----- DATASET RECORDS

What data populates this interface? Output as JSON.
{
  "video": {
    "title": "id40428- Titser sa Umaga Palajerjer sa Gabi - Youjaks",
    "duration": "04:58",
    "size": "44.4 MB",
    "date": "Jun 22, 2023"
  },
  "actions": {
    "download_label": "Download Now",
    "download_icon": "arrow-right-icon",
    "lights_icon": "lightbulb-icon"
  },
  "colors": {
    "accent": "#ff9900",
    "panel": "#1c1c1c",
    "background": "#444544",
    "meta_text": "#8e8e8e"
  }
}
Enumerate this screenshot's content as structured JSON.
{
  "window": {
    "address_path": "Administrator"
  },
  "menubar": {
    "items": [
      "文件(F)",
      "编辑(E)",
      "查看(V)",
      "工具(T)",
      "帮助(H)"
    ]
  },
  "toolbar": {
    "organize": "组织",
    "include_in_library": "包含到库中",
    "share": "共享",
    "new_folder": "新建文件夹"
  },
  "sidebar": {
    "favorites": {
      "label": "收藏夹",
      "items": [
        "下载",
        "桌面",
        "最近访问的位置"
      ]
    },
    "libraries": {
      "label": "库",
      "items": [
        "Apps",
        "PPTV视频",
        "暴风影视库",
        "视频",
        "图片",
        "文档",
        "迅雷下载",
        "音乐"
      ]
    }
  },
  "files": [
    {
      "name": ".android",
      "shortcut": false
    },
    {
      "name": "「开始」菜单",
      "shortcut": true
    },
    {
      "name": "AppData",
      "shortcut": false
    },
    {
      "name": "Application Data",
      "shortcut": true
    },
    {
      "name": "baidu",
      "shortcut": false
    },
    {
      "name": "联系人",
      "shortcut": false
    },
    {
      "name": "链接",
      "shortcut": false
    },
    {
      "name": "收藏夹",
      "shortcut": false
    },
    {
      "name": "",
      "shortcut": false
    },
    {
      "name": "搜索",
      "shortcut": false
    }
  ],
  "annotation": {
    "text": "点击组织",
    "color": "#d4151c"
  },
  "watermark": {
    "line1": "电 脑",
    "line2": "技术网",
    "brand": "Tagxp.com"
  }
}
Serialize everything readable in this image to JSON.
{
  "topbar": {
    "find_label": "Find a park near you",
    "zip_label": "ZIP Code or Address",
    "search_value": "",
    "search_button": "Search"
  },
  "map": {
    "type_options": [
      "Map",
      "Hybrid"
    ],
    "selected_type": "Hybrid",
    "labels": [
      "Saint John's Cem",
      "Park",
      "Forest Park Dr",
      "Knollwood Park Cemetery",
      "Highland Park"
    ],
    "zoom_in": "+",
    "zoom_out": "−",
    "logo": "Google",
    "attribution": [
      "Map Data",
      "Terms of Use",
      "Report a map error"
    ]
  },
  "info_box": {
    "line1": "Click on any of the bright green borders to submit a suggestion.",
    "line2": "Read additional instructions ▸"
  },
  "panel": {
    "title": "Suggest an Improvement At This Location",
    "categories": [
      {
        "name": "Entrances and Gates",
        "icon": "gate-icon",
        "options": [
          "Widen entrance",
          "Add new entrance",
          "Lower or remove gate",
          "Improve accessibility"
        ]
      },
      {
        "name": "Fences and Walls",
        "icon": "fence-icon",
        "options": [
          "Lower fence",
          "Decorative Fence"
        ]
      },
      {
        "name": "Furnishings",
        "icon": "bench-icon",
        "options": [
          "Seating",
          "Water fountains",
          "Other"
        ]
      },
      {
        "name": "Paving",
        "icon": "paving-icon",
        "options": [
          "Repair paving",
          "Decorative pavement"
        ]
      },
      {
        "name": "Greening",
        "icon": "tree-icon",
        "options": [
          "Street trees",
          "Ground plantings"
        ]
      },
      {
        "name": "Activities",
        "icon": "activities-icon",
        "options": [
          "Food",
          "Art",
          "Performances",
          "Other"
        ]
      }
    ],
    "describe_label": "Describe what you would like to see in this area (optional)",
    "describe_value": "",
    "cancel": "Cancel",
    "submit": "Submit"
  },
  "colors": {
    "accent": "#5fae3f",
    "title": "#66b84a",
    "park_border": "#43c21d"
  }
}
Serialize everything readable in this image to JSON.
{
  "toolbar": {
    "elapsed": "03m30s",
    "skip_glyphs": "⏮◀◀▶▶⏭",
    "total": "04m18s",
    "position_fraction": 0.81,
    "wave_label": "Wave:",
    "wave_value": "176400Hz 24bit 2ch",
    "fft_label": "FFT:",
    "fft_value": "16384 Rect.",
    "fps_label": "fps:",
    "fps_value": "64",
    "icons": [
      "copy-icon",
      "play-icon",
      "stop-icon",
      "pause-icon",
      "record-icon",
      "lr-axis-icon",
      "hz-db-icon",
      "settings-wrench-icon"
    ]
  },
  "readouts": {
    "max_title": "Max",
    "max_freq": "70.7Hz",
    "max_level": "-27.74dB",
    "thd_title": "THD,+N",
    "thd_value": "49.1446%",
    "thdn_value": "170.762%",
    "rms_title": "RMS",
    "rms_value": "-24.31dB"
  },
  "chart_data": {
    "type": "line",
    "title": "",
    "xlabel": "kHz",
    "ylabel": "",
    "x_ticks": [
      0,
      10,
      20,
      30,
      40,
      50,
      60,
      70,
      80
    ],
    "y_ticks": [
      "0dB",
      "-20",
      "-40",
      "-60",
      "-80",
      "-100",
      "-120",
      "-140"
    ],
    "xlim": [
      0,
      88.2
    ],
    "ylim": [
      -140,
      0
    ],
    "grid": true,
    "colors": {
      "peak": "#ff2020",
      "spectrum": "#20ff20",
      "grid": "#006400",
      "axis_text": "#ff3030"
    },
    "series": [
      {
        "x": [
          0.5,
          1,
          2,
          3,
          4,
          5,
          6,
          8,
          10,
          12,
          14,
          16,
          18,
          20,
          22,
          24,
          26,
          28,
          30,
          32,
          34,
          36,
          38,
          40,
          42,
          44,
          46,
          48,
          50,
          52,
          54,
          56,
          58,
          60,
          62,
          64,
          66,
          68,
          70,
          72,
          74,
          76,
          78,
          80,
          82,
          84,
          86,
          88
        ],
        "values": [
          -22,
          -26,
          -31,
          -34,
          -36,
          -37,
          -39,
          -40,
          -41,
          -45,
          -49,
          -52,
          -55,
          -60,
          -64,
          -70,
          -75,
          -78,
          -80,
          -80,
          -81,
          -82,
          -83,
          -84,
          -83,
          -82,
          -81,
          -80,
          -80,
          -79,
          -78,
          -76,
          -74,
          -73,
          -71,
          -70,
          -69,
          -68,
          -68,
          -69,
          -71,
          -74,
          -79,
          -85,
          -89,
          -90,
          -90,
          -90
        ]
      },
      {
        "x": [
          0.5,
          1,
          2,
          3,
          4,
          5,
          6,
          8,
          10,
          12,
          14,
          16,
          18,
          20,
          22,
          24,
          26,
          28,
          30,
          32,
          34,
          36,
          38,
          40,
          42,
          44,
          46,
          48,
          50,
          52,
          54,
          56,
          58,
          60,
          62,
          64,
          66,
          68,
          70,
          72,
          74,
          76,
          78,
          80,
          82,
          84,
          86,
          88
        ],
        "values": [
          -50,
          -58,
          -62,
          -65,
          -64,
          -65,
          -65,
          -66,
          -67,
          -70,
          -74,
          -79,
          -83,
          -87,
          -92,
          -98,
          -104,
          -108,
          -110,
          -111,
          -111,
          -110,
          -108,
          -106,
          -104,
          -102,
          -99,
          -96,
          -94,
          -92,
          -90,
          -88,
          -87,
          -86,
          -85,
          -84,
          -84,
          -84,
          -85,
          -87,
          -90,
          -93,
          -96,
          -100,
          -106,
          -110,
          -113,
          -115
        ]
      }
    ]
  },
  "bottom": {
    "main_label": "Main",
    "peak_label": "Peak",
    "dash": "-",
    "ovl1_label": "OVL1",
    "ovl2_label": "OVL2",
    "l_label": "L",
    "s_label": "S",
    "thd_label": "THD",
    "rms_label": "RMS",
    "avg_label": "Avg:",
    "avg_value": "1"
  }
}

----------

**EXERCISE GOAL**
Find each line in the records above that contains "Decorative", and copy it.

**YOUR SOLUTION**
          "Decorative Fence"
          "Decorative pavement"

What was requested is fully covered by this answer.